Ah pork, the other white meat. Of course this article has nothing to do with the pig product, but rather the issue commonly known as pork barrel spending or “pork”. It is spending designed by a legislator for the benefit of his or her constituents. Now I would assume that as conservatives, we would be against such a practice as it most often amounts to little more than government-sanctioned theft. After all, 9 times out of 10, these spending projects exceed the constitutional authority of the government, give a small benefit to a few at the expense of the many, and should have been considered by a state or local government, or better yet, the private sector. If we were truly capitalists and constitutionalists, I would have a hard time believing the necessity of these special projects.
The “bridge to nowhere” is perhaps the best-known recent pork barrel project. It was the child of Republican Senator Ted Stevens from Alaska and was designed to replace a ferry, which transported some vehicles to and from the Ketchikan Airport. The estimated cost was $398 million. Now I don’t know if you have traveled on a ferry before (I’ve traveled on both the Staten Island ferry in New York and the ferry used to get from Williamsburg to Wakefield, I don’t recall its name.) I confess that I dislike ferries. They are slow and you often have to wait some time until they are full. And yet I would never recommend that the United States Government take money out of my, or any other citizen’s pocket to pay for a replacement bridge. After all, over 99% of citizens will never use the bridge, and if the demand were sufficient, why wouldn’t the state or tolls pay for its construction. I seriously doubt I will ever set foot in Alaska, much less use the “bridge to nowhere” (if they ever end up building the thing), so why should I foot the bill?
How about an example closer to home? Recently, Virginia’s 5th district congressman Republican Virgil Goode earmarked $98,000 for a walking tour of the town of Boydton. The first thing you might be thinking is “where in the heck is Boydton?” Apparently it is about 10 miles, or so, from the North Carolina border in between Emporia and South Boston. Now it is very likely a lovely place, but does the federal government/your tax dollars need to pay for a walking tour? According to the 2000 Census, only 454 people live there! Was that project really necessary?
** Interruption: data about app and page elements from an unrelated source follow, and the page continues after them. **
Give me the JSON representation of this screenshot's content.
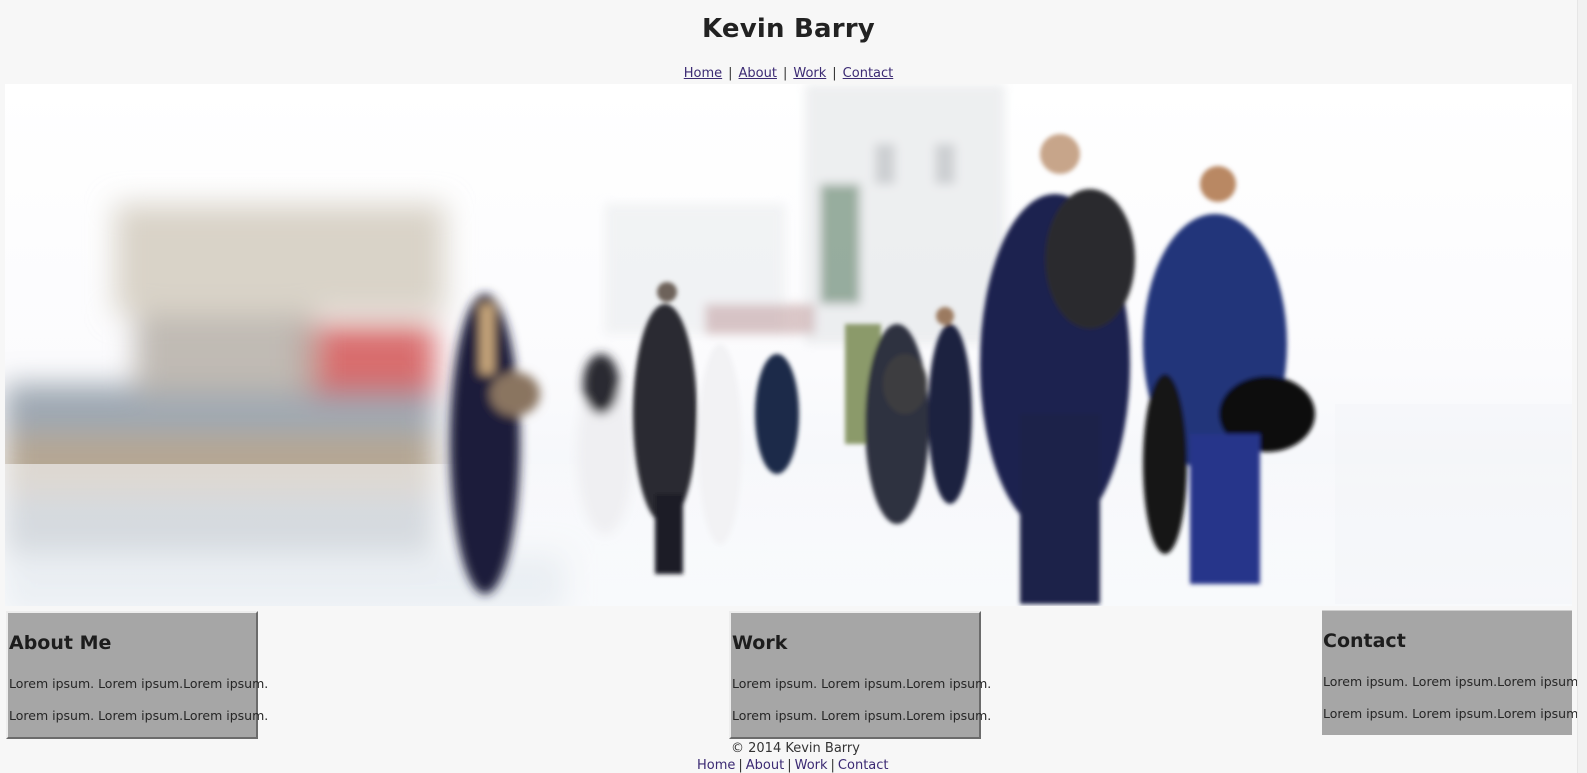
{
  "site": {
    "title": "Kevin Barry"
  },
  "nav": {
    "items": [
      {
        "label": "Home"
      },
      {
        "label": "About"
      },
      {
        "label": "Work"
      },
      {
        "label": "Contact"
      }
    ],
    "separator": "|"
  },
  "hero": {
    "image": "blurred-commuters-photo"
  },
  "panels": {
    "about": {
      "heading": "About Me",
      "text1": "Lorem ipsum. Lorem ipsum.Lorem ipsum.",
      "text2": "Lorem ipsum. Lorem ipsum.Lorem ipsum."
    },
    "work": {
      "heading": "Work",
      "text1": "Lorem ipsum. Lorem ipsum.Lorem ipsum.",
      "text2": "Lorem ipsum. Lorem ipsum.Lorem ipsum."
    },
    "contact": {
      "heading": "Contact",
      "text1": "Lorem ipsum. Lorem ipsum.Lorem ipsum.",
      "text2": "Lorem ipsum. Lorem ipsum.Lorem ipsum."
    }
  },
  "footer": {
    "copyright": "© 2014 Kevin Barry",
    "nav": [
      {
        "label": "Home"
      },
      {
        "label": "About"
      },
      {
        "label": "Work"
      },
      {
        "label": "Contact"
      }
    ],
    "separator": "|"
  },
  "colors": {
    "background": "#f7f7f7",
    "panel": "#a6a6a6",
    "link": "#3b2a73"
  }
}
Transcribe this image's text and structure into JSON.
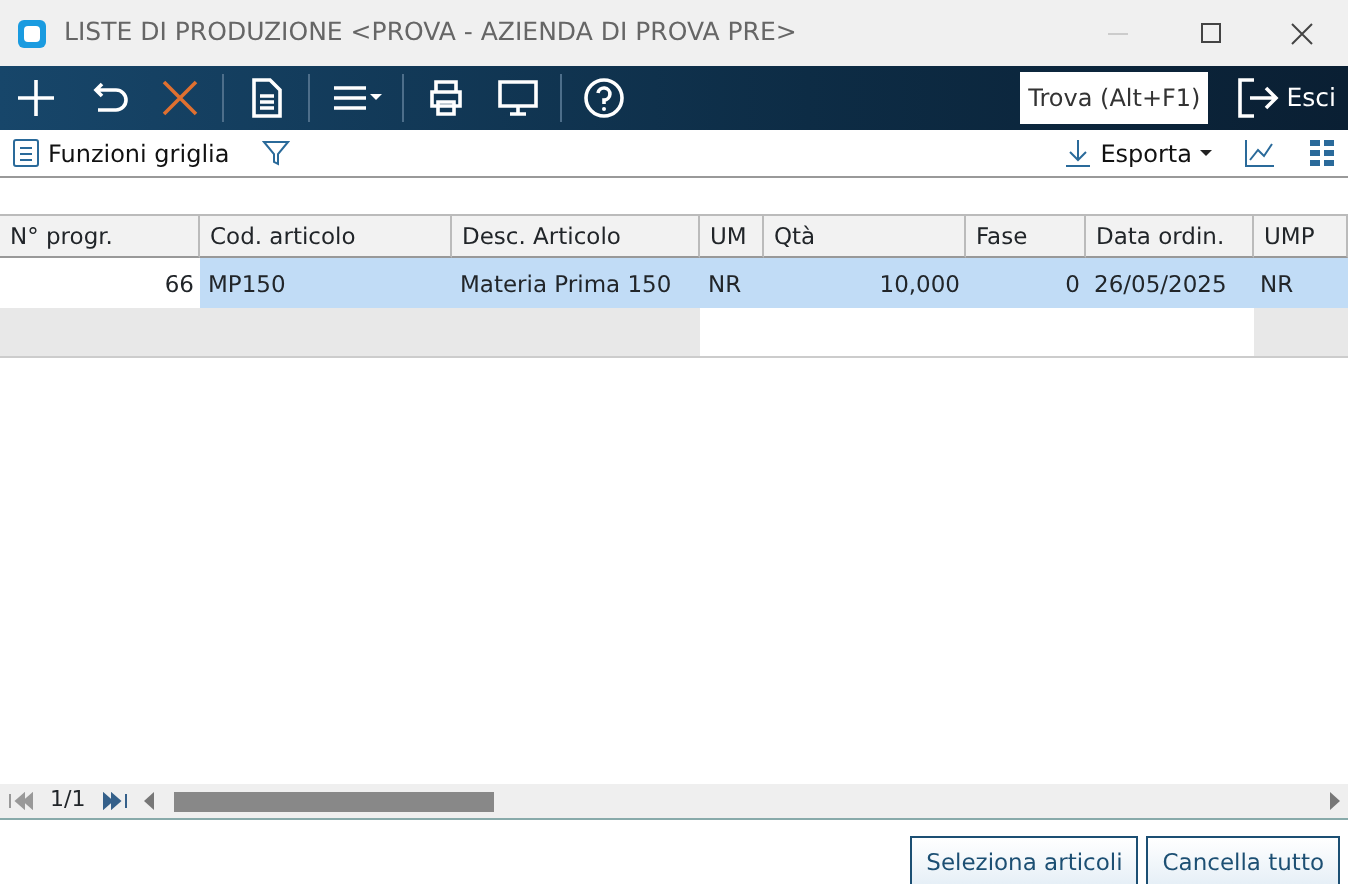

What about the case of Republican Senator Lindsey Graham of South Carolina? As I worked for a number of months in the state, I found that many South Carolinians, especially Republicans, disliked Graham’s stance on immigration calling him “Grahamnesty”. In one GOP meeting in Colleton County, one person stood up and vocally supported Graham, not by defending his position statements, but instead reminding voters of the considerable amounts of pork barrel legislation Graham brought back to the locality. For shame! Now, I don’t care who you are, if you support a candidate based on how much money he can siphon from the federal government, you are not a fiscal conservative, and likely not a conservative at all. Being proud of stealing from others to benefit yourself shows selfishness and a lack of respect for your fellow citizens. I hope, dear reader, that you are better than this person? Is stealing constitutional? Is stealing an American ethic? Have we fallen so far?
But wait, what about Democrats? They waste money with pork too! Sure, many of them do, but as a Republican, I believe we must hold our party accountable. Wealth distribution and massive government programs and spending are not conservative values, of that I am certain…and if they have become a Republican value, I guess that I’m in the wrong party. Although it is tempting to support pork when you are the beneficiary, I say it is high time for us to hold our legislators accountable. “More pork for you?” they ask. “No thanks, I’m going kosher!”